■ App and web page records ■
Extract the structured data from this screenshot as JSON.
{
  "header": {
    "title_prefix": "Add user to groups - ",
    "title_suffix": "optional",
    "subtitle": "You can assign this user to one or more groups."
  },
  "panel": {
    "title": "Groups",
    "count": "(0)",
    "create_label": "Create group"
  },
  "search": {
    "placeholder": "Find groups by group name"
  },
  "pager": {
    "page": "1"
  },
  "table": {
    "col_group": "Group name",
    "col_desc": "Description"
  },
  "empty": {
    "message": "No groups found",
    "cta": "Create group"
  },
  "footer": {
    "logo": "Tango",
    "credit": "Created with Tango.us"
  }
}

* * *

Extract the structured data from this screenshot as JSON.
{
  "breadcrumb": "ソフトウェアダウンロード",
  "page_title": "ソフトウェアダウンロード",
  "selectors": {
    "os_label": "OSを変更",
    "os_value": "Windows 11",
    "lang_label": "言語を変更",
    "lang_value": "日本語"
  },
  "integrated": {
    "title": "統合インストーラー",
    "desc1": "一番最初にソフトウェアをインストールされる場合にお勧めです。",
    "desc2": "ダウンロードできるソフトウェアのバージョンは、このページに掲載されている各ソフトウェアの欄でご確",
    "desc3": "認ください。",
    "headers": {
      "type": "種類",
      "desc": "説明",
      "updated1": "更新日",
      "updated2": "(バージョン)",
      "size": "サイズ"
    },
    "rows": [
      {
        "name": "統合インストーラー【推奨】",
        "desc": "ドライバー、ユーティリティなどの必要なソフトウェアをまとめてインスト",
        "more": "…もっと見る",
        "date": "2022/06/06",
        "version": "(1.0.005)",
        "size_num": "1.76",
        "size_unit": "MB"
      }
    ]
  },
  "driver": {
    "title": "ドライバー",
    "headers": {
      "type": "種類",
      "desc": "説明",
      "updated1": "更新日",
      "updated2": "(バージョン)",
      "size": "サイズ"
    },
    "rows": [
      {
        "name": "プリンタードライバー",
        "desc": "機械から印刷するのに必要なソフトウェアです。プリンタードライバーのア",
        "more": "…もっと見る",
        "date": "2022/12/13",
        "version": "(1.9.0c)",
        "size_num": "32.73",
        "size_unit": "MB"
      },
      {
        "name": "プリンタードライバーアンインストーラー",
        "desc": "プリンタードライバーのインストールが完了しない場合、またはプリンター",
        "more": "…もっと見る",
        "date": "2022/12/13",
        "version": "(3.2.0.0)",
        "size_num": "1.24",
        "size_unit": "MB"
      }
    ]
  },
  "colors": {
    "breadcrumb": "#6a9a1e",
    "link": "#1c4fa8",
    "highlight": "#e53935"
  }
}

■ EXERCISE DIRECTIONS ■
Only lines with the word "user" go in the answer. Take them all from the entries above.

■ OUTPUT FOR THIS EXERCISE ■
    "title_prefix": "Add user to groups - ",
    "subtitle": "You can assign this user to one or more groups."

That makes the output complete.